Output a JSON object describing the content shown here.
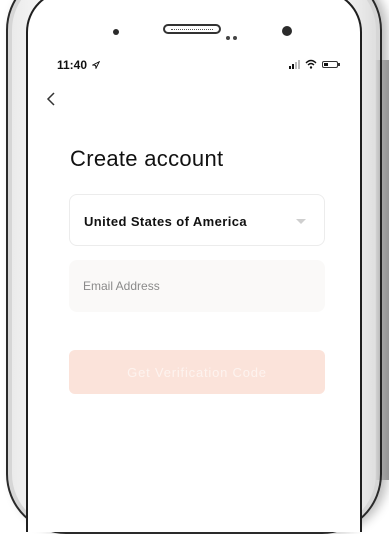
{
  "status_bar": {
    "time": "11:40",
    "location_icon": "location-arrow-icon",
    "signal_icon": "signal-icon",
    "wifi_icon": "wifi-icon",
    "battery_icon": "battery-icon"
  },
  "nav": {
    "back_label": "<"
  },
  "page": {
    "title": "Create account"
  },
  "form": {
    "country": {
      "value": "United States of America",
      "icon": "chevron-down-icon"
    },
    "email": {
      "placeholder": "Email Address",
      "value": ""
    },
    "submit_label": "Get Verification Code"
  },
  "colors": {
    "button_bg": "#fbe3da",
    "button_text": "#fdf3ef",
    "field_bg": "#faf9f8"
  }
}
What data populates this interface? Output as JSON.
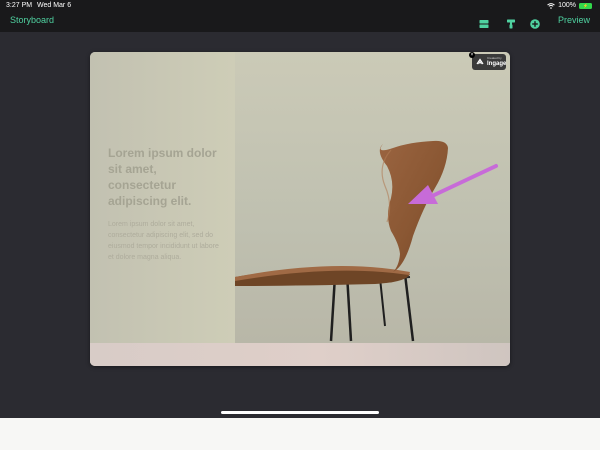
{
  "status_bar": {
    "time": "3:27 PM",
    "date": "Wed Mar 6",
    "battery_percent": "100%",
    "battery_level": 1.0
  },
  "nav": {
    "back_label": "Storyboard",
    "preview_label": "Preview",
    "icons": [
      "layout-icon",
      "paint-roller-icon",
      "add-circle-icon"
    ],
    "accent_color": "#4fd1a0"
  },
  "card": {
    "headline": "Lorem ipsum dolor sit amet, consectetur adipiscing elit.",
    "body": "Lorem ipsum dolor sit amet, consectetur adipiscing elit, sed do eiusmod tempor incididunt ut labore et dolore magna aliqua.",
    "badge_small": "Created by",
    "badge_big": "Ingage",
    "annotation_color": "#c76bd8"
  }
}
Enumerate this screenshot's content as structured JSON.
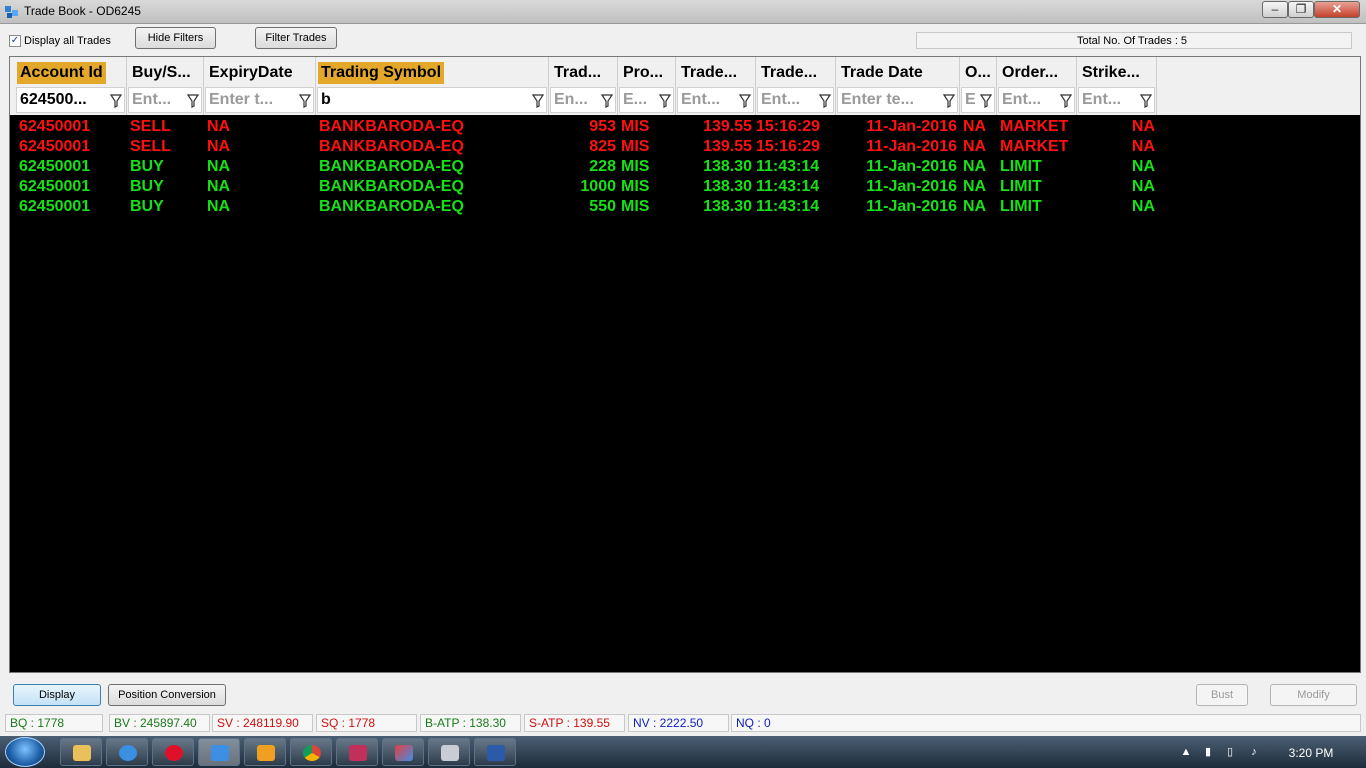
{
  "window": {
    "title": "Trade Book - OD6245"
  },
  "toolbar": {
    "display_all_label": "Display all Trades",
    "display_all_checked": "✓",
    "hide_filters": "Hide Filters",
    "filter_trades": "Filter Trades",
    "total_trades": "Total No. Of Trades : 5"
  },
  "grid": {
    "columns": [
      {
        "title": "Account Id",
        "filter": "624500...",
        "sorted": true,
        "filled": true
      },
      {
        "title": "Buy/S...",
        "filter": "Ent...",
        "sorted": false,
        "filled": false
      },
      {
        "title": "ExpiryDate",
        "filter": "Enter t...",
        "sorted": false,
        "filled": false
      },
      {
        "title": "Trading Symbol",
        "filter": "b",
        "sorted": true,
        "filled": true
      },
      {
        "title": "Trad...",
        "filter": "En...",
        "sorted": false,
        "filled": false
      },
      {
        "title": "Pro...",
        "filter": "E...",
        "sorted": false,
        "filled": false
      },
      {
        "title": "Trade...",
        "filter": "Ent...",
        "sorted": false,
        "filled": false
      },
      {
        "title": "Trade...",
        "filter": "Ent...",
        "sorted": false,
        "filled": false
      },
      {
        "title": "Trade Date",
        "filter": "Enter te...",
        "sorted": false,
        "filled": false
      },
      {
        "title": "O...",
        "filter": "E",
        "sorted": false,
        "filled": false
      },
      {
        "title": "Order...",
        "filter": "Ent...",
        "sorted": false,
        "filled": false
      },
      {
        "title": "Strike...",
        "filter": "Ent...",
        "sorted": false,
        "filled": false
      }
    ],
    "rows": [
      {
        "side": "sell",
        "account": "62450001",
        "buysell": "SELL",
        "expiry": "NA",
        "symbol": "BANKBARODA-EQ",
        "qty": "953",
        "product": "MIS",
        "price": "139.55",
        "time": "15:16:29",
        "date": "11-Jan-2016",
        "o": "NA",
        "order_type": "MARKET",
        "strike": "NA"
      },
      {
        "side": "sell",
        "account": "62450001",
        "buysell": "SELL",
        "expiry": "NA",
        "symbol": "BANKBARODA-EQ",
        "qty": "825",
        "product": "MIS",
        "price": "139.55",
        "time": "15:16:29",
        "date": "11-Jan-2016",
        "o": "NA",
        "order_type": "MARKET",
        "strike": "NA"
      },
      {
        "side": "buy",
        "account": "62450001",
        "buysell": "BUY",
        "expiry": "NA",
        "symbol": "BANKBARODA-EQ",
        "qty": "228",
        "product": "MIS",
        "price": "138.30",
        "time": "11:43:14",
        "date": "11-Jan-2016",
        "o": "NA",
        "order_type": "LIMIT",
        "strike": "NA"
      },
      {
        "side": "buy",
        "account": "62450001",
        "buysell": "BUY",
        "expiry": "NA",
        "symbol": "BANKBARODA-EQ",
        "qty": "1000",
        "product": "MIS",
        "price": "138.30",
        "time": "11:43:14",
        "date": "11-Jan-2016",
        "o": "NA",
        "order_type": "LIMIT",
        "strike": "NA"
      },
      {
        "side": "buy",
        "account": "62450001",
        "buysell": "BUY",
        "expiry": "NA",
        "symbol": "BANKBARODA-EQ",
        "qty": "550",
        "product": "MIS",
        "price": "138.30",
        "time": "11:43:14",
        "date": "11-Jan-2016",
        "o": "NA",
        "order_type": "LIMIT",
        "strike": "NA"
      }
    ]
  },
  "actions": {
    "display": "Display",
    "position_conversion": "Position Conversion",
    "bust": "Bust",
    "modify": "Modify"
  },
  "status": {
    "bq": "BQ : 1778",
    "bv": "BV : 245897.40",
    "sv": "SV : 248119.90",
    "sq": "SQ : 1778",
    "batp": "B-ATP : 138.30",
    "satp": "S-ATP : 139.55",
    "nv": "NV : 2222.50",
    "nq": "NQ : 0"
  },
  "colors": {
    "sell": "#ff0f0f",
    "buy": "#16e116",
    "sorted_header": "#e3a82a",
    "grid_background": "#000000",
    "status_green": "#1a7a1a",
    "status_red": "#d01010",
    "status_blue": "#1020c0"
  },
  "taskbar": {
    "icons": [
      "windows-start-icon",
      "file-explorer-icon",
      "internet-explorer-icon",
      "opera-icon",
      "trade-app-icon",
      "media-player-icon",
      "chrome-icon",
      "app-icon",
      "triangle-app-icon",
      "calculator-icon",
      "word-icon"
    ],
    "clock": "3:20 PM"
  }
}
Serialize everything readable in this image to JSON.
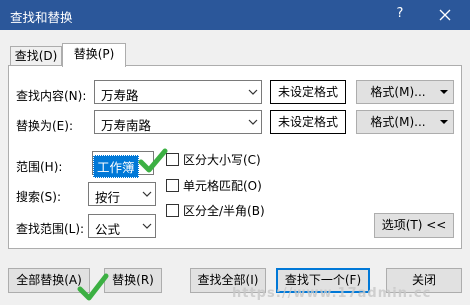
{
  "window": {
    "title": "查找和替换",
    "help_glyph": "?",
    "accent": "#2b579a"
  },
  "tabs": [
    {
      "label": "查找(D)",
      "active": false
    },
    {
      "label": "替换(P)",
      "active": true
    }
  ],
  "find": {
    "label": "查找内容(N):",
    "value": "万寿路",
    "format_status": "未设定格式",
    "format_button": "格式(M)..."
  },
  "replace": {
    "label": "替换为(E):",
    "value": "万寿南路",
    "format_status": "未设定格式",
    "format_button": "格式(M)..."
  },
  "options": {
    "scope_label": "范围(H):",
    "scope_value": "工作簿",
    "search_label": "搜索(S):",
    "search_value": "按行",
    "lookin_label": "查找范围(L):",
    "lookin_value": "公式",
    "match_case": {
      "label": "区分大小写(C)",
      "checked": false
    },
    "match_cell": {
      "label": "单元格匹配(O)",
      "checked": false
    },
    "match_width": {
      "label": "区分全/半角(B)",
      "checked": false
    },
    "options_button": "选项(T) <<"
  },
  "buttons": {
    "replace_all": "全部替换(A)",
    "replace": "替换(R)",
    "find_all": "查找全部(I)",
    "find_next": "查找下一个(F)",
    "close": "关闭"
  },
  "annotations": {
    "check_color": "#3cb043"
  },
  "watermark": "https://www.17admin.cc"
}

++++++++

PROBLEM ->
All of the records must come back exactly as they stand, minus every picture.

EXERCISE RESPONSE ->
Output a JSON object describing the content shown here.
{
  "status_bar": {
    "time": "11:40",
    "location_icon": "location-arrow-icon",
    "signal_icon": "signal-icon",
    "wifi_icon": "wifi-icon",
    "battery_icon": "battery-icon"
  },
  "nav": {
    "back_label": "<"
  },
  "page": {
    "title": "Create account"
  },
  "form": {
    "country": {
      "value": "United States of America",
      "icon": "chevron-down-icon"
    },
    "email": {
      "placeholder": "Email Address",
      "value": ""
    },
    "submit_label": "Get Verification Code"
  },
  "colors": {
    "button_bg": "#fbe3da",
    "button_text": "#fdf3ef",
    "field_bg": "#faf9f8"
  }
}
What data populates this interface? Output as JSON.
{
  "status_bar": {
    "time": "3:27 PM",
    "date": "Wed Mar 6",
    "battery_percent": "100%",
    "battery_level": 1.0
  },
  "nav": {
    "back_label": "Storyboard",
    "preview_label": "Preview",
    "icons": [
      "layout-icon",
      "paint-roller-icon",
      "add-circle-icon"
    ],
    "accent_color": "#4fd1a0"
  },
  "card": {
    "headline": "Lorem ipsum dolor sit amet, consectetur adipiscing elit.",
    "body": "Lorem ipsum dolor sit amet, consectetur adipiscing elit, sed do eiusmod tempor incididunt ut labore et dolore magna aliqua.",
    "badge_small": "Created by",
    "badge_big": "Ingage",
    "annotation_color": "#c76bd8"
  }
}
Enumerate this screenshot's content as structured JSON.
{
  "window": {
    "title": "Trade Book - OD6245"
  },
  "toolbar": {
    "display_all_label": "Display all Trades",
    "display_all_checked": "✓",
    "hide_filters": "Hide Filters",
    "filter_trades": "Filter Trades",
    "total_trades": "Total No. Of Trades : 5"
  },
  "grid": {
    "columns": [
      {
        "title": "Account Id",
        "filter": "624500...",
        "sorted": true,
        "filled": true
      },
      {
        "title": "Buy/S...",
        "filter": "Ent...",
        "sorted": false,
        "filled": false
      },
      {
        "title": "ExpiryDate",
        "filter": "Enter t...",
        "sorted": false,
        "filled": false
      },
      {
        "title": "Trading Symbol",
        "filter": "b",
        "sorted": true,
        "filled": true
      },
      {
        "title": "Trad...",
        "filter": "En...",
        "sorted": false,
        "filled": false
      },
      {
        "title": "Pro...",
        "filter": "E...",
        "sorted": false,
        "filled": false
      },
      {
        "title": "Trade...",
        "filter": "Ent...",
        "sorted": false,
        "filled": false
      },
      {
        "title": "Trade...",
        "filter": "Ent...",
        "sorted": false,
        "filled": false
      },
      {
        "title": "Trade Date",
        "filter": "Enter te...",
        "sorted": false,
        "filled": false
      },
      {
        "title": "O...",
        "filter": "E",
        "sorted": false,
        "filled": false
      },
      {
        "title": "Order...",
        "filter": "Ent...",
        "sorted": false,
        "filled": false
      },
      {
        "title": "Strike...",
        "filter": "Ent...",
        "sorted": false,
        "filled": false
      }
    ],
    "rows": [
      {
        "side": "sell",
        "account": "62450001",
        "buysell": "SELL",
        "expiry": "NA",
        "symbol": "BANKBARODA-EQ",
        "qty": "953",
        "product": "MIS",
        "price": "139.55",
        "time": "15:16:29",
        "date": "11-Jan-2016",
        "o": "NA",
        "order_type": "MARKET",
        "strike": "NA"
      },
      {
        "side": "sell",
        "account": "62450001",
        "buysell": "SELL",
        "expiry": "NA",
        "symbol": "BANKBARODA-EQ",
        "qty": "825",
        "product": "MIS",
        "price": "139.55",
        "time": "15:16:29",
        "date": "11-Jan-2016",
        "o": "NA",
        "order_type": "MARKET",
        "strike": "NA"
      },
      {
        "side": "buy",
        "account": "62450001",
        "buysell": "BUY",
        "expiry": "NA",
        "symbol": "BANKBARODA-EQ",
        "qty": "228",
        "product": "MIS",
        "price": "138.30",
        "time": "11:43:14",
        "date": "11-Jan-2016",
        "o": "NA",
        "order_type": "LIMIT",
        "strike": "NA"
      },
      {
        "side": "buy",
        "account": "62450001",
        "buysell": "BUY",
        "expiry": "NA",
        "symbol": "BANKBARODA-EQ",
        "qty": "1000",
        "product": "MIS",
        "price": "138.30",
        "time": "11:43:14",
        "date": "11-Jan-2016",
        "o": "NA",
        "order_type": "LIMIT",
        "strike": "NA"
      },
      {
        "side": "buy",
        "account": "62450001",
        "buysell": "BUY",
        "expiry": "NA",
        "symbol": "BANKBARODA-EQ",
        "qty": "550",
        "product": "MIS",
        "price": "138.30",
        "time": "11:43:14",
        "date": "11-Jan-2016",
        "o": "NA",
        "order_type": "LIMIT",
        "strike": "NA"
      }
    ]
  },
  "actions": {
    "display": "Display",
    "position_conversion": "Position Conversion",
    "bust": "Bust",
    "modify": "Modify"
  },
  "status": {
    "bq": "BQ : 1778",
    "bv": "BV : 245897.40",
    "sv": "SV : 248119.90",
    "sq": "SQ : 1778",
    "batp": "B-ATP : 138.30",
    "satp": "S-ATP : 139.55",
    "nv": "NV : 2222.50",
    "nq": "NQ : 0"
  },
  "colors": {
    "sell": "#ff0f0f",
    "buy": "#16e116",
    "sorted_header": "#e3a82a",
    "grid_background": "#000000",
    "status_green": "#1a7a1a",
    "status_red": "#d01010",
    "status_blue": "#1020c0"
  },
  "taskbar": {
    "icons": [
      "windows-start-icon",
      "file-explorer-icon",
      "internet-explorer-icon",
      "opera-icon",
      "trade-app-icon",
      "media-player-icon",
      "chrome-icon",
      "app-icon",
      "triangle-app-icon",
      "calculator-icon",
      "word-icon"
    ],
    "clock": "3:20 PM"
  }
}
Serialize everything readable in this image to JSON.
{
  "window": {
    "title": "查找和替换",
    "help_glyph": "?",
    "accent": "#2b579a"
  },
  "tabs": [
    {
      "label": "查找(D)",
      "active": false
    },
    {
      "label": "替换(P)",
      "active": true
    }
  ],
  "find": {
    "label": "查找内容(N):",
    "value": "万寿路",
    "format_status": "未设定格式",
    "format_button": "格式(M)..."
  },
  "replace": {
    "label": "替换为(E):",
    "value": "万寿南路",
    "format_status": "未设定格式",
    "format_button": "格式(M)..."
  },
  "options": {
    "scope_label": "范围(H):",
    "scope_value": "工作簿",
    "search_label": "搜索(S):",
    "search_value": "按行",
    "lookin_label": "查找范围(L):",
    "lookin_value": "公式",
    "match_case": {
      "label": "区分大小写(C)",
      "checked": false
    },
    "match_cell": {
      "label": "单元格匹配(O)",
      "checked": false
    },
    "match_width": {
      "label": "区分全/半角(B)",
      "checked": false
    },
    "options_button": "选项(T) <<"
  },
  "buttons": {
    "replace_all": "全部替换(A)",
    "replace": "替换(R)",
    "find_all": "查找全部(I)",
    "find_next": "查找下一个(F)",
    "close": "关闭"
  },
  "annotations": {
    "check_color": "#3cb043"
  },
  "watermark": "https://www.17admin.cc"
}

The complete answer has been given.